> [LISTED RECORDS]
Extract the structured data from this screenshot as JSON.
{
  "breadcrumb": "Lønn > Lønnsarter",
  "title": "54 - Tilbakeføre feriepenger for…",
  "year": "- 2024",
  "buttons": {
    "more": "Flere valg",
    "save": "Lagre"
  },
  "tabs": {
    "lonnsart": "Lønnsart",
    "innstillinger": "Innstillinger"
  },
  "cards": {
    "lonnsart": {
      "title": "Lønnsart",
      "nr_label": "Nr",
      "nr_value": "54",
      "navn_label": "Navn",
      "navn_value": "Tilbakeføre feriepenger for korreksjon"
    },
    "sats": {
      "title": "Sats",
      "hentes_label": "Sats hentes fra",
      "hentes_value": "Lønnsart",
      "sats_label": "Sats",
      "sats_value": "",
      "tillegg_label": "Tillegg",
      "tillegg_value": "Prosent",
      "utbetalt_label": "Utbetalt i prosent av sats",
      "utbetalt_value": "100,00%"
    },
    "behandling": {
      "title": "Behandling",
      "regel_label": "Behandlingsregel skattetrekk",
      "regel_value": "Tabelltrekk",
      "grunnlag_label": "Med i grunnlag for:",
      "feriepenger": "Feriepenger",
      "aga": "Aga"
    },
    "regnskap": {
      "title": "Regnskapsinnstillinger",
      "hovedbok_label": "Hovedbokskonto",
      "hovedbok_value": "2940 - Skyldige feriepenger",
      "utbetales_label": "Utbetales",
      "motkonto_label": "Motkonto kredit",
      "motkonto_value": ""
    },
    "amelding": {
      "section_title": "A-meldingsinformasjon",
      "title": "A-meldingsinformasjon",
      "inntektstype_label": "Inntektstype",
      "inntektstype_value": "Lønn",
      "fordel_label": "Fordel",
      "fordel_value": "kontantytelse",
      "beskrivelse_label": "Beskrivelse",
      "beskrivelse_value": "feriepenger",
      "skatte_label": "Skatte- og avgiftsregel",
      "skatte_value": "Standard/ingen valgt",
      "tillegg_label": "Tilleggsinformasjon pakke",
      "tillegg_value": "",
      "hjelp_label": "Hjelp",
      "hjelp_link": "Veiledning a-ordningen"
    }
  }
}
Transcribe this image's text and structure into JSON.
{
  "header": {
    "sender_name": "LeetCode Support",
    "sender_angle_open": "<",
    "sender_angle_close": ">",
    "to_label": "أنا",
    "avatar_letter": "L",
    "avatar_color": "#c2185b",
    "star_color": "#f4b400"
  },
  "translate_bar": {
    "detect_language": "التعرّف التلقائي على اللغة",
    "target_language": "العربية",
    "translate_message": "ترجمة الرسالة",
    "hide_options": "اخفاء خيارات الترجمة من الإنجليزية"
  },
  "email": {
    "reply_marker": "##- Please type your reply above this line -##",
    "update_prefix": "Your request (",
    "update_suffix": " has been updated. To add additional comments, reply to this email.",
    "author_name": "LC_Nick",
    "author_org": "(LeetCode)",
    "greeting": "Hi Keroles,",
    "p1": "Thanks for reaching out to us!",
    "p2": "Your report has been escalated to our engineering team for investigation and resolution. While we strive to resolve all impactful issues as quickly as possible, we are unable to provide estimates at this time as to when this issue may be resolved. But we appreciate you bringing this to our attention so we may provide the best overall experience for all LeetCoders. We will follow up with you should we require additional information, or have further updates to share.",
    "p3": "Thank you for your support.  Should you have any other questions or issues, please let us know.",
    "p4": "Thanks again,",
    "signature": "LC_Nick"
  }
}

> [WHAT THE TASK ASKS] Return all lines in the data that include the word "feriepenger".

> [SOLUTION TO THIS TASK]
  "title": "54 - Tilbakeføre feriepenger for…",
      "navn_value": "Tilbakeføre feriepenger for korreksjon"
      "feriepenger": "Feriepenger",
      "hovedbok_value": "2940 - Skyldige feriepenger",
      "beskrivelse_value": "feriepenger",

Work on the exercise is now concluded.